“Happiness can be found in the darkest of times, if one only remembers to turn on the light.” Thousands of people flocked to the light of the big screen for the third film in the juggernaut Harry Potter franchise, “The Prisoner of Azkaban ” this past weekend at Wolf Trap. This reviewer has seen this film multiple times, but was excited about this extra special performance; the film would be accompanied by the National Symphony Orchestra, playing the film’s impressive score by the indefatigable John Williams. Spoiler alert – they did not disappoint.
If you are one of the few people who hasn’t heard the name Harry Potter, his story of magic and bravery captivated a generation, and continues to cast its spell on people of all ages. He is a young orphan, who finds out on his 11th birthday that he is a wizard, and there is an entire magical world that he has never known. He goes off to Hogwarts School of Witchcraft and Wizardry to learn to use his powers responsibly, with plenty of adventure along the way. He is sorted into one of the 4 houses at Hogwarts: Gryffindor (Harry’s house), Hufflepuff, Ravenclaw, and Slytherin.

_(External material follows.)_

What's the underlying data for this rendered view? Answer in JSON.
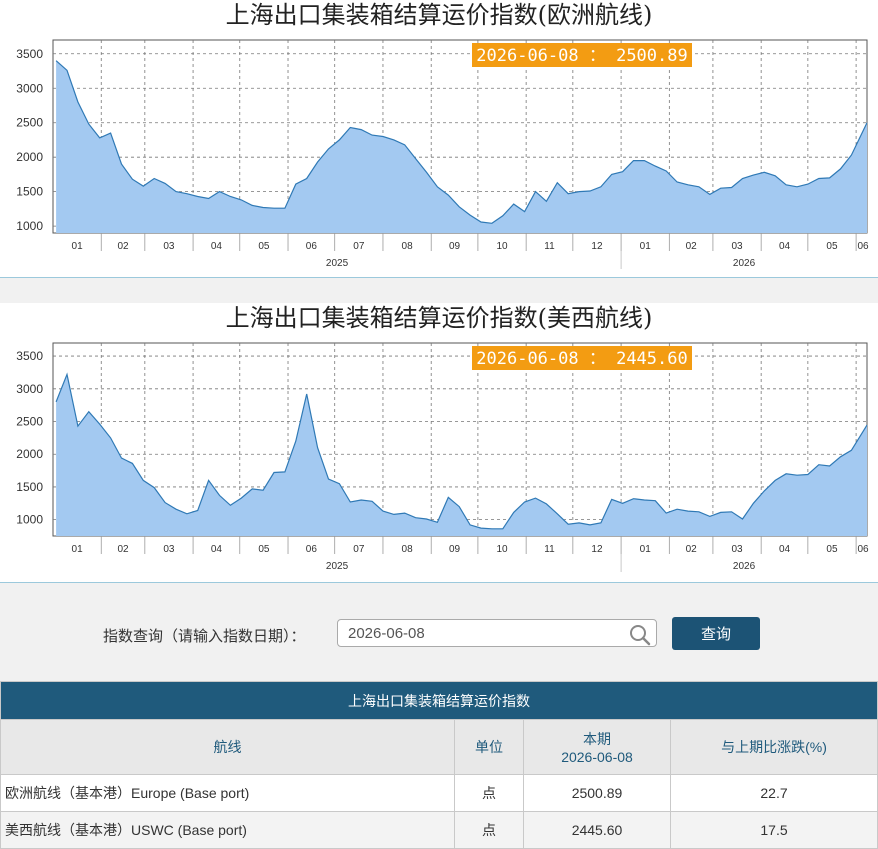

It’s wonderful to use these well-loved films to show young people that so-called “classical music” can be enjoyable and accessible.
His biggest adventure has to do with the evil wizard who was responsible for the death of his parents; Voldemort, or “He Who Must Not Be Named” to most. In the third film, “Harry Potter and the Prisoner of Azkaban,” Harry finds himself pursued by the notorious and terrifying Sirius Black, who has recently escaped from the wizard prison Azkaban. Harry and his best friends Ron and Hermione must race to find the truth before innocent lives are lost.
The National Symphony Orchestra joined with Cineconcerts again to present the full score of “Harry Potter and the Prisoner of Azkaban,” while the film played on the big screen. The NSO started this series last summer at Wolf Trap, with the first film in the series, “Harry Potter and the Sorcerer’s Stone,” and followed up with the second film, “Harry Potter and the Chamber of Secrets” over Thanksgiving weekend at the Kennedy Center. Steven Reineke, the conductor for the NSO Pops conducted this performance and acted as the evening’s charming host. Many fans like to sort themselves into the Hogwarts houses and have fierce house pride. At the start of the performance, Reineke asked the fans in the audience which houses they represented, resulting in loud cheers. He also encouraged the audience to react to the film thought the evening with cheers, boos, laughter, and applause. Finally, before the start of the show, Reineke announced that the winner of a local radio contest would get the opportunity to bring him his “magic wand” to conduct the performance. The lucky young wizard was 9-year-old Nash, in full Gryffindor costume, who did a fantastic job!
The performance was a fantastic evening of fun for people of all ages. The audience was made up of everyone from small children to grandparents, it looked like everyone had a great time. It’s easy when watching the film at home to forget how much top-notch music is in it, and how effectively it sets the mood for some very important events. The iconic music-box sound of the opening theme played live on the xylophone elicited cheers from the crowd. The scene where a mysterious dog corners Harry on the street at night was made infinitely more ominous by the sinister scratching sounds made by the string section. And when Harry goes for a ride on a glorious mythical beast, the majestic and soaring score almost made a tear come to your eye. The NSO did an incredible job with the score, making the experience unforgettable. The horn section was featured in the section where Harry took a ride on the “Knight Bus,” with a frenetic and delightful jazzy air, and there was also an impressive flute solo during the flight of an unfortunate bird into the Whomping Willow tree.
The performance was also greatly benefited by the beautiful venue of Wolf Trap National Park for the Performing Arts. It was a gorgeous night, with the recent unbearable heat finally breaking, and a breeze blowing through the open-air seating. The screen was nice and big so that everyone all the way back through the lawn seats could see things easily. The warm wood of the stage, strategically placed speakers, and architecture of the amphitheater made for surprisingly good acoustics for a fully outdoor theater. The staff was also so friendly and helpful; the entire experience was top-notch. It really is the premiere summer entertainment venue.
Finally, this series is such a great way for the NSO to continue introducing the power and magic of instrumental music to different audiences. It’s wonderful to use these well-loved films to show young people that so-called “classical music” can be enjoyable and accessible. This pairs well with the other live film performances, as well as the Ben Folds’ helmed Declassified series, to open up orchestral music to the masses. It is truly one of the things that make the NSO one of the best orchestras out there, that they are committed to producing music that can be enjoyed by so many different kinds of people; that is an important commitment to the arts and the community. While this performance has concluded, this reviewer sincerely hopes to see “Harry Potter and the Goblet of Fire,” pop up on the docket very soon.
Running Time: Approximately 2 and 1/2 hours, with one 15 minute intermission.
Advisory: The film did have a few frightening moments that might be too much for young children.
For more information on upcoming NSO performances, including both “Jaws” and “Casino Royale” in Concert, click here.
For more information on upcoming shows at Wolf Trap, click here.